In a conference call following release of AEP’s second quarter earnings, AEP CEO Nick Akins said new GHG rules would jeopardize economic recovery and even electric grid reliability, Reuters reports. “The mercury rules and the natural gas revolution have already achieved the [President’s] objectives,” Akins said.
The company was the second-largest power producer in 2011, and is the biggest emitter of greenhouse gases in the US, according to research carried out at the University of Massachusetts Amherst. It is managing to reduce its carbon intensity, however – total CO2 emissions rose just shy of 1.5 percent from 2010 to 2011, while revenues rose 4.8 percent over that time period.

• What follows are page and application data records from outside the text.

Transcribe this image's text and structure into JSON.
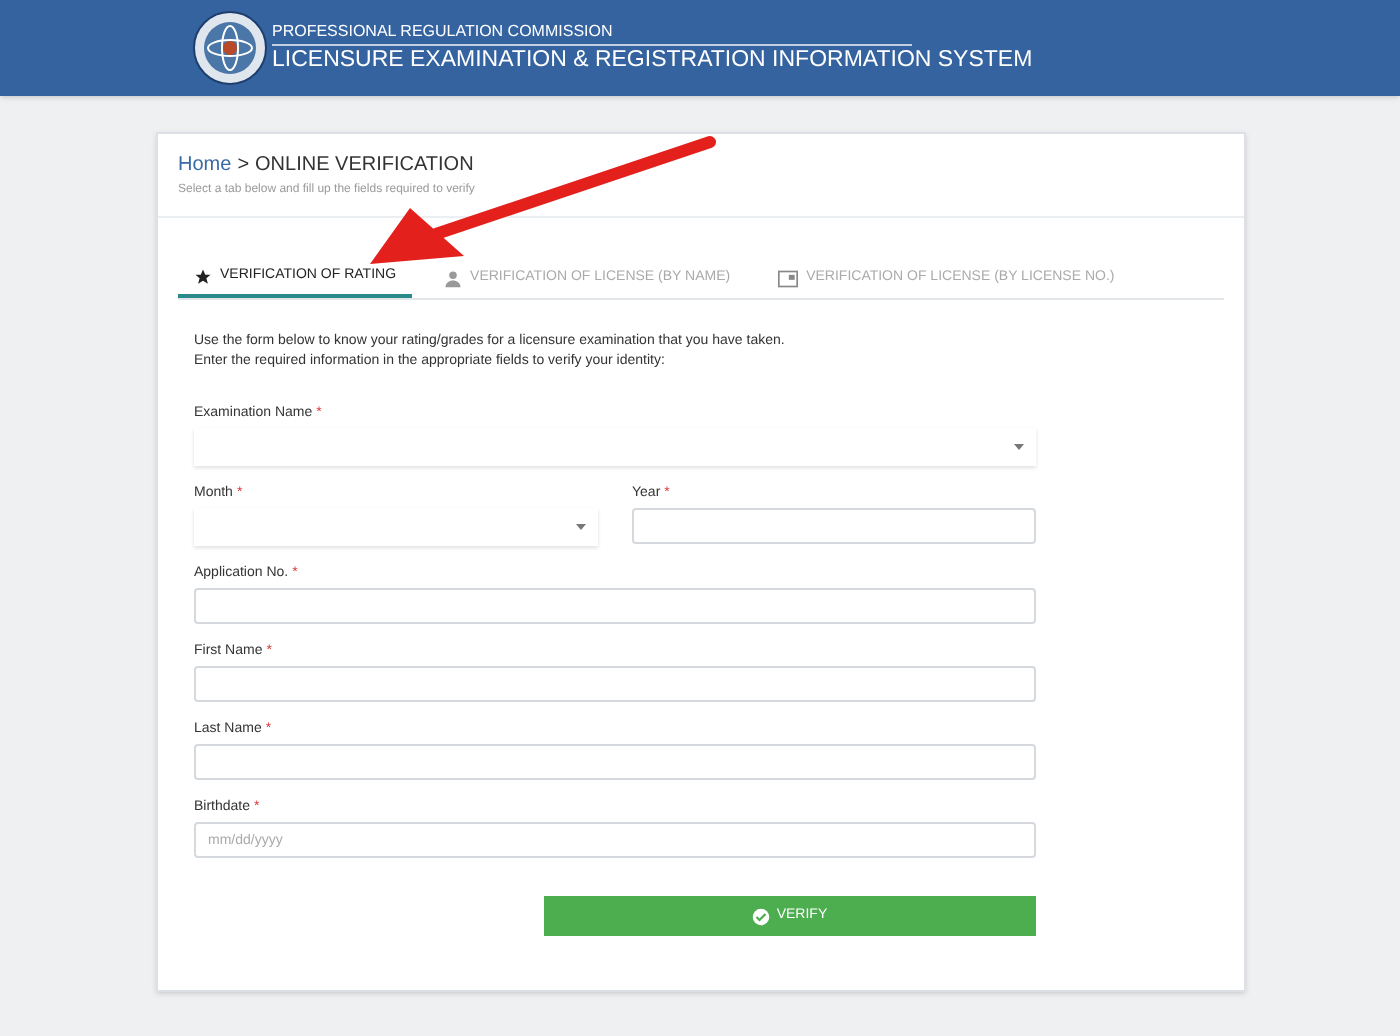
{
  "header": {
    "org": "PROFESSIONAL REGULATION COMMISSION",
    "system": "LICENSURE EXAMINATION & REGISTRATION INFORMATION SYSTEM"
  },
  "breadcrumb": {
    "home": "Home",
    "separator": ">",
    "current": "ONLINE VERIFICATION",
    "subtitle": "Select a tab below and fill up the fields required to verify"
  },
  "tabs": [
    {
      "label": "VERIFICATION OF RATING",
      "selected": true
    },
    {
      "label": "VERIFICATION OF LICENSE (BY NAME)",
      "selected": false
    },
    {
      "label": "VERIFICATION OF LICENSE (BY LICENSE NO.)",
      "selected": false
    }
  ],
  "instructions": [
    "Use the form below to know your rating/grades for a licensure examination that you have taken.",
    "Enter the required information in the appropriate fields to verify your identity:"
  ],
  "fields": [
    {
      "label": "Examination Name",
      "required_mark": "*",
      "kind": "select"
    },
    {
      "label": "Month",
      "required_mark": "*",
      "kind": "select"
    },
    {
      "label": "Year",
      "required_mark": "*",
      "kind": "input"
    },
    {
      "label": "Application No.",
      "required_mark": "*",
      "kind": "input"
    },
    {
      "label": "First Name",
      "required_mark": "*",
      "kind": "input"
    },
    {
      "label": "Last Name",
      "required_mark": "*",
      "kind": "input"
    },
    {
      "label": "Birthdate",
      "required_mark": "*",
      "kind": "input",
      "placeholder": "mm/dd/yyyy"
    }
  ],
  "verify_button": {
    "label": "VERIFY"
  },
  "annotation": {
    "kind": "arrow"
  }
}
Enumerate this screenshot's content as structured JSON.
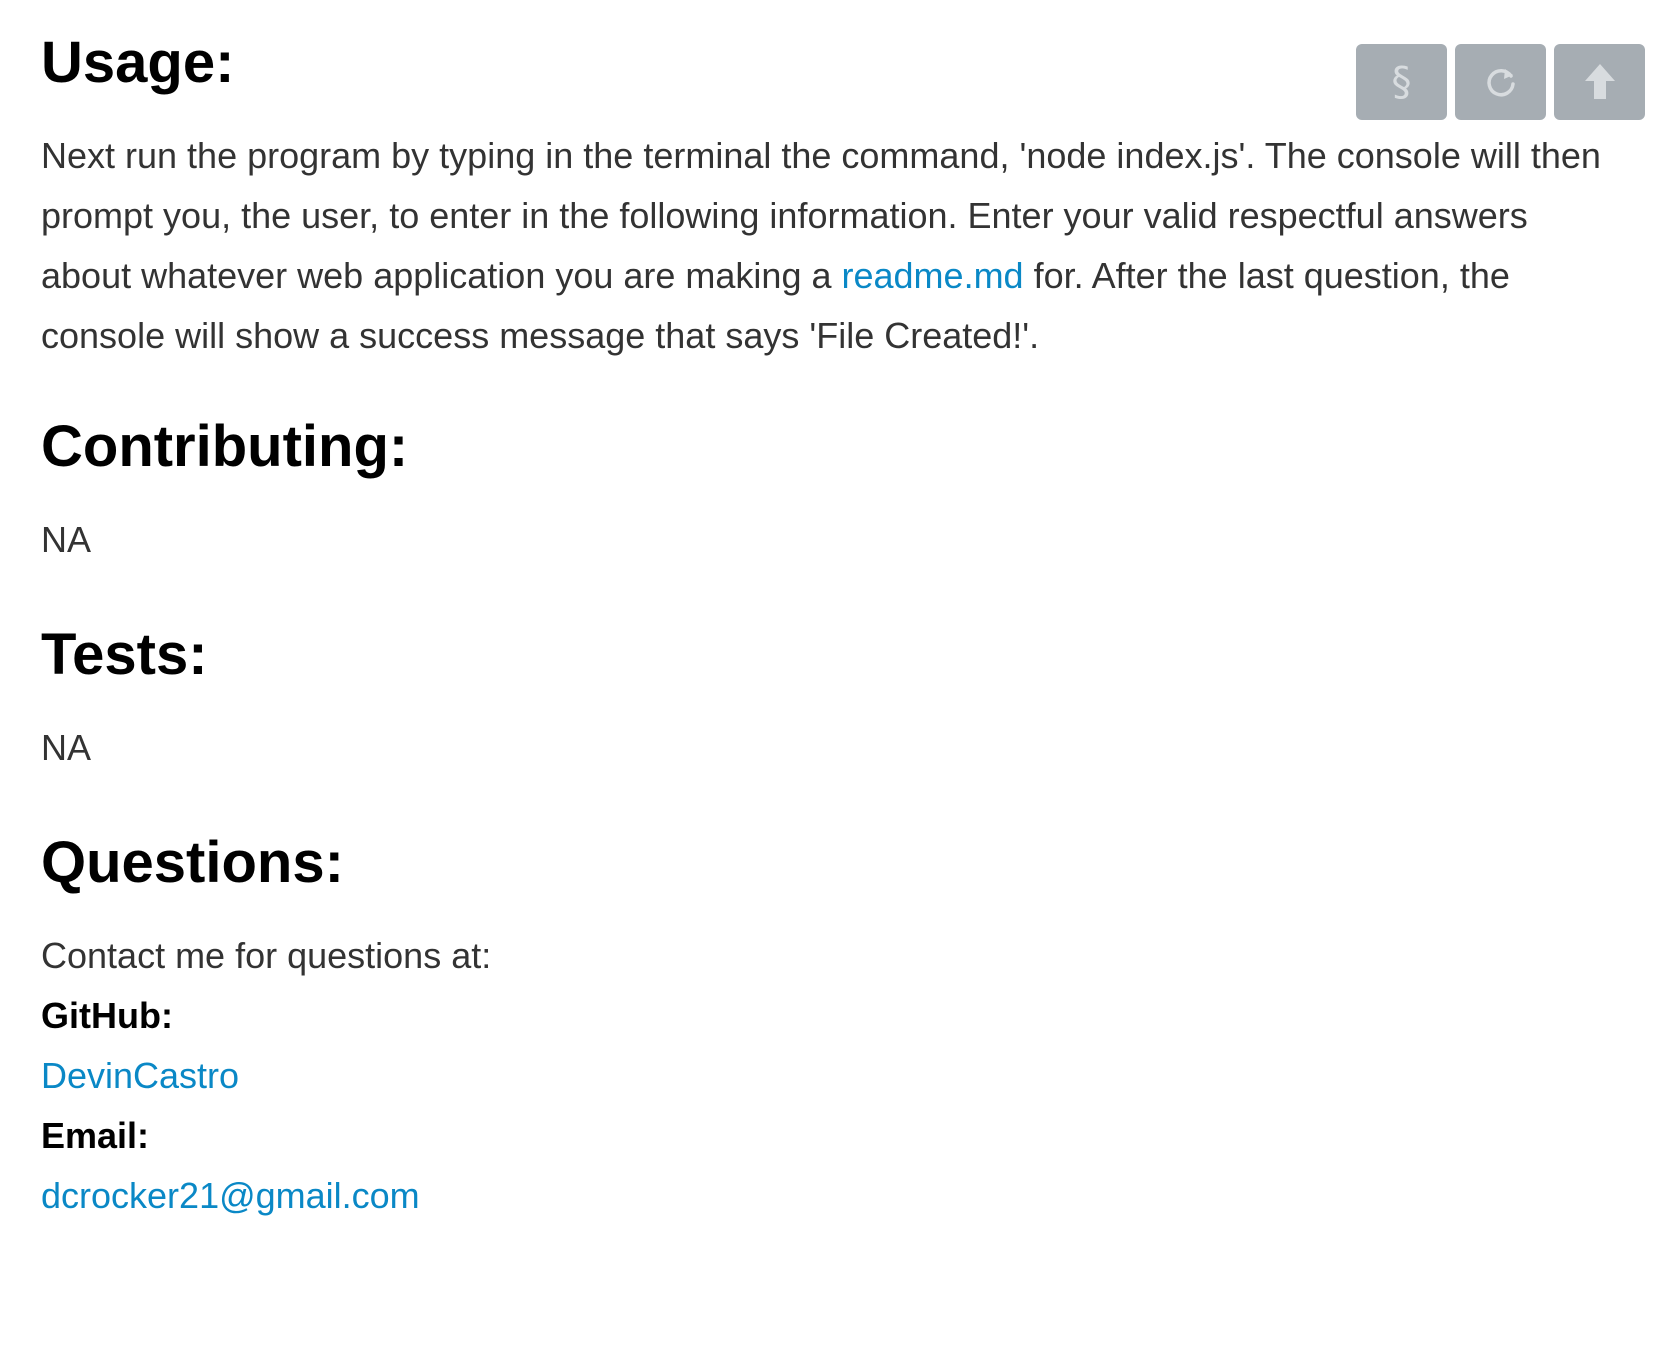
{
  "sections": {
    "usage": {
      "heading": "Usage:",
      "text_before_link": "Next run the program by typing in the terminal the command, 'node index.js'. The console will then prompt you, the user, to enter in the following information. Enter your valid respectful answers about whatever web application you are making a ",
      "link_text": "readme.md",
      "text_after_link": " for. After the last question, the console will show a success message that says 'File Created!'."
    },
    "contributing": {
      "heading": "Contributing:",
      "text": "NA"
    },
    "tests": {
      "heading": "Tests:",
      "text": "NA"
    },
    "questions": {
      "heading": "Questions:",
      "intro": "Contact me for questions at:",
      "github_label": "GitHub:",
      "github_link": "DevinCastro",
      "email_label": "Email:",
      "email_link": "dcrocker21@gmail.com"
    }
  },
  "toolbar": {
    "section_glyph": "§",
    "buttons": [
      {
        "icon": "section-icon"
      },
      {
        "icon": "refresh-icon"
      },
      {
        "icon": "arrow-up-icon"
      }
    ]
  },
  "colors": {
    "link": "#0a88c6",
    "heading": "#000000",
    "body_text": "#333333",
    "toolbar_button": "#a6adb3",
    "toolbar_icon": "#d8dcdf"
  }
}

It’s true that much of the major carbon reductions in the power sector are happening because of the shift to natural gas, driven by low prices for that commodity. But regulation has played a strong role, too – not just for mercury, but for greenhouse gases. In its 2012 sustainability report, AEP says the EPA’s introduction of the Cross-State Air Pollution Rule, whose regulated gases include nitrogen oxides, “profoundly” affected its business and approach to emissions.
And while the company now seems to acknowledge that mercury rules had a positive role in moving the power sector towards the White House’s environmental objectives, it’s worth noting that AEP fought hard against those rules at their introduction.
Tamar Wilner is Senior Editor at Environmental Leader PRO.